“This is my commandment, that you love one another as I have loved you."...John 15:12


******


Free Kindle Books:


Doesn't She Look Natural?

Astonished


******


"Be ye kind one to another."

Tuesday, February 02, 2016

Thumbing My Nose At Average



Ooooo.... perhaps you always have Springtime in February, but we in Buffalo usually do not. Forty and fifty degrees lately! And yesterday, feeling better, I got outside in the sun and, with my long-handled squeegee, washed two picture windows. And felt like singing, though it would have set me off to coughing.

But oh, what a day out there and also while reading The Moffat Museum at my gleaming glass-top table inside.

I've felt more contented than usual lately, too contented to write anything, really, (uh-oh!) so here you go with one of my very favorite re-runs.


******


"... I came that they may have and enjoy life, and have it in abundance (to the full, till it overflows)." ... John 10:10



Years ago, our then-church held a Sunday picnic in the park once each month of summer, beginning in May.

I remember the first picnic. Families shared tables, so as we walked along to secure a place to share, I stopped at the table of some friends: I was enchanted! They'd covered the scarred, old table with a pretty sky-blue cloth and in the center sat a glass canning jar filled with water and purple, pink and white flowers. "Oh! How pretty!," I told my friends. "What a lovely setting."

And actually, I was mesmerized. Truly inspired. I'd been on many picnics, but never had I thought to bring a pretty cloth and a vase of flowers.

On the next picnic, I carried one of the white linen tablecloths Tom had found on the curb, a white vase, flowers and something different--my favorite dishes, instead of just plain ol' paper plates. Always, I've enjoyed being creative and a little different--it's fun. And this time people stopped and commented that our table looked like a picture from a decorating magazine, like a setting for a backyard party.

The following month, the creative table ideas had spread like a good disease. Other families brought their nice things from home to share with their friends at their own picnic tables. I loved it. Our church picnics began to resemble genteel, Victorian parties. Well, kind-of-- in our own imaginations, at least. And I even scattered a few small Victorian-times photos (more curb finds) upon our table, also, for added decor and conversation starters.

But that's when I began hearing murmurs from some of the women. They stood in little groups near our table and smiling, said to each other,

"You start something like that and then everyone expects you to keep it up."

"Yeah, or top it," another woman said.

"Right. I'll just be bringing the usual paper plates and cups. Count on it..."

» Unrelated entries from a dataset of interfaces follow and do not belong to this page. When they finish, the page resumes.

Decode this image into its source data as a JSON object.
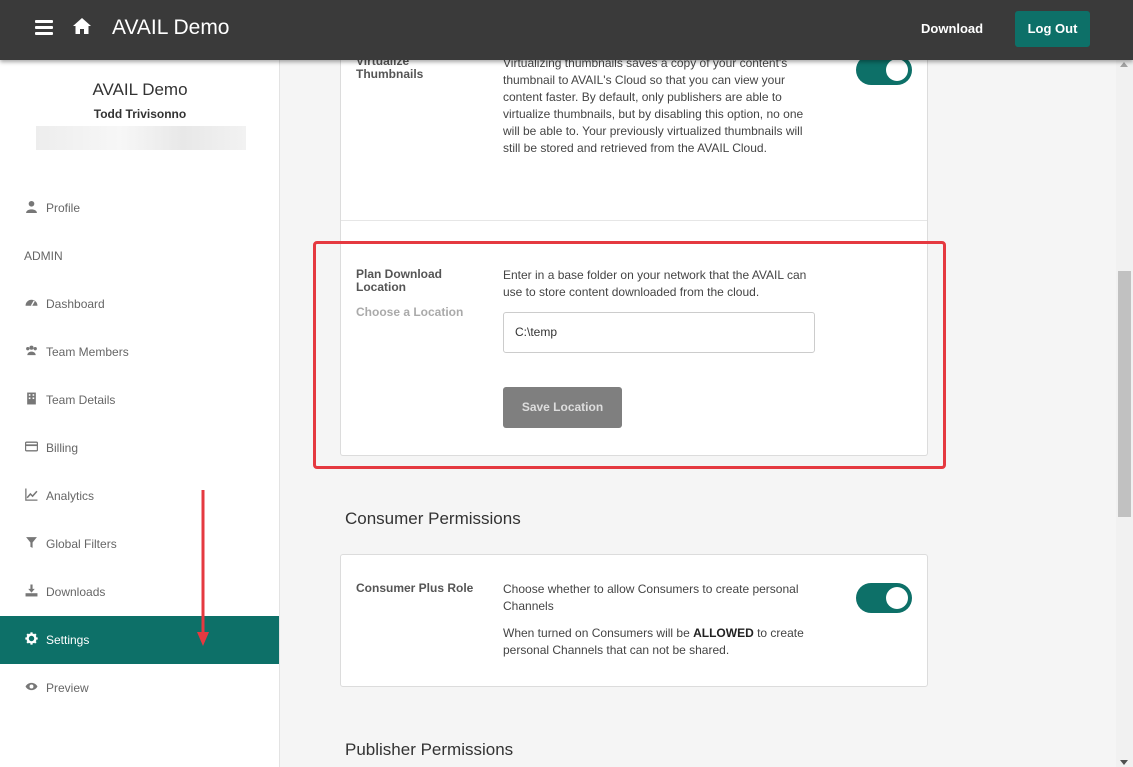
{
  "topbar": {
    "title": "AVAIL Demo",
    "download_label": "Download",
    "logout_label": "Log Out",
    "menu_icon": "hamburger-icon",
    "home_icon": "home-icon"
  },
  "sidebar": {
    "org_name": "AVAIL Demo",
    "user_name": "Todd Trivisonno",
    "profile": "Profile",
    "admin_heading": "ADMIN",
    "items": [
      {
        "label": "Dashboard",
        "icon": "dashboard-icon"
      },
      {
        "label": "Team Members",
        "icon": "users-icon"
      },
      {
        "label": "Team Details",
        "icon": "building-icon"
      },
      {
        "label": "Billing",
        "icon": "credit-card-icon"
      },
      {
        "label": "Analytics",
        "icon": "line-chart-icon"
      },
      {
        "label": "Global Filters",
        "icon": "filter-icon"
      },
      {
        "label": "Downloads",
        "icon": "download-icon"
      },
      {
        "label": "Settings",
        "icon": "gear-icon",
        "active": true
      },
      {
        "label": "Preview",
        "icon": "eye-icon"
      }
    ]
  },
  "settings": {
    "virtualize": {
      "label": "Virtualize Thumbnails",
      "description": "Virtualizing thumbnails saves a copy of your content's thumbnail to AVAIL's Cloud so that you can view your content faster. By default, only publishers are able to virtualize thumbnails, but by disabling this option, no one will be able to. Your previously virtualized thumbnails will still be stored and retrieved from the AVAIL Cloud.",
      "enabled": true
    },
    "plan_download": {
      "label": "Plan Download Location",
      "sub_label": "Choose a Location",
      "description": "Enter in a base folder on your network that the AVAIL can use to store content downloaded from the cloud.",
      "value": "C:\\temp",
      "save_label": "Save Location"
    },
    "consumer_heading": "Consumer Permissions",
    "consumer_plus": {
      "label": "Consumer Plus Role",
      "description": "Choose whether to allow Consumers to create personal Channels",
      "note_prefix": "When turned on Consumers will be ",
      "note_bold": "ALLOWED",
      "note_suffix": " to create personal Channels that can not be shared.",
      "enabled": true
    },
    "publisher_heading": "Publisher Permissions"
  },
  "colors": {
    "accent": "#0d7068",
    "topbar": "#3a3a3a",
    "highlight": "#e53940"
  }
}
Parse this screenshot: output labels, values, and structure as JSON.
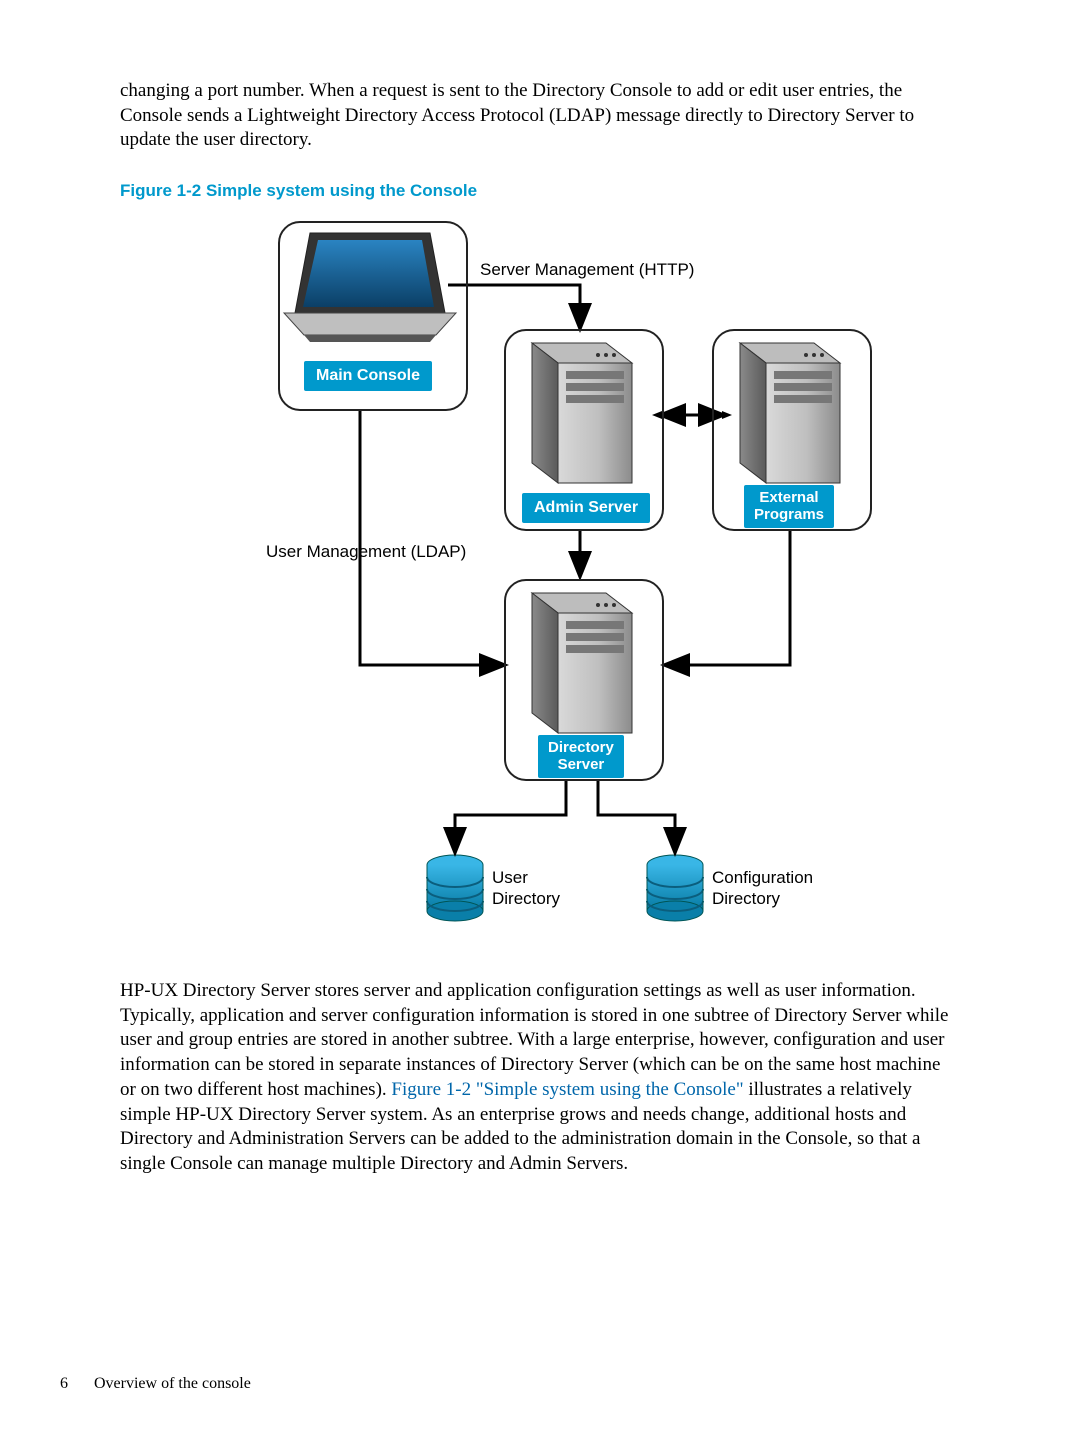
{
  "top_paragraph": "changing a port number. When a request is sent to the Directory Console to add or edit user entries, the Console sends a Lightweight Directory Access Protocol (LDAP) message directly to Directory Server to update the user directory.",
  "figure_caption": "Figure 1-2 Simple system using the Console",
  "diagram": {
    "label_server_mgmt": "Server Management (HTTP)",
    "label_user_mgmt": "User Management (LDAP)",
    "chip_main_console": "Main Console",
    "chip_admin_server": "Admin Server",
    "chip_external_programs_l1": "External",
    "chip_external_programs_l2": "Programs",
    "chip_directory_server_l1": "Directory",
    "chip_directory_server_l2": "Server",
    "label_user_dir_l1": "User",
    "label_user_dir_l2": "Directory",
    "label_config_dir_l1": "Configuration",
    "label_config_dir_l2": "Directory"
  },
  "bottom_paragraph_1": "HP-UX Directory Server stores server and application configuration settings as well as user information. Typically, application and server configuration information is stored in one subtree of Directory Server while user and group entries are stored in another subtree. With a large enterprise, however, configuration and user information can be stored in separate instances of Directory Server (which can be on the same host machine or on two different host machines). ",
  "bottom_paragraph_link": "Figure 1-2 \"Simple system using the Console\"",
  "bottom_paragraph_2": " illustrates a relatively simple HP-UX Directory Server system. As an enterprise grows and needs change, additional hosts and Directory and Administration Servers can be added to the administration domain in the Console, so that a single Console can manage multiple Directory and Admin Servers.",
  "footer_page": "6",
  "footer_text": "Overview of the console"
}
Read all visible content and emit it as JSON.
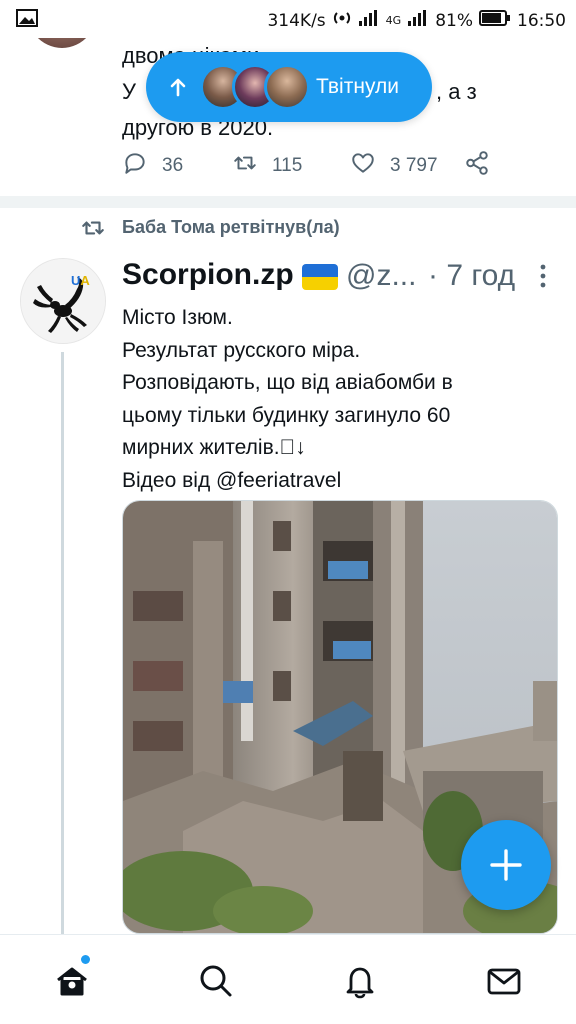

And then a bit later one woman (who never liked me much) stood in the food line very near our table and asked, "So, Debra... Does the food taste better on your real china dishes?"

The people around us got quiet. Heads jerked my way, eyes stared. I sat down my stainless steel fork, smiled my most beguiling smile and then looked up at the woman and said, "Why yes, Tricia! I believe it does."

Women giggled. Tricia looked a little confused, started to say something, then moved along the line.

Oh, I want to enjoy my life! To create and dream good things with the gifts God has given me and inspire others, never becoming so jaded, so bored, so average-seeking that I walk, with sad eyes, only the easy paths. 

Jesus died to give me more than that and may I always search for the 'more,' even at something like a simple church picnic. Even during a normal day at home alone-- for it all matters. 

Every moment, yes, even during these Last Days.





***


What a distressing contrast there is between the radiant intelligence of the child and the feeble mentality of the average adult.


Happy Groundhog Day to you--and remember--Valentine's Day is coming soon! Are you prepared to delight a few friends?



********


Free Kindle books:


Dying to Read

Forever My Home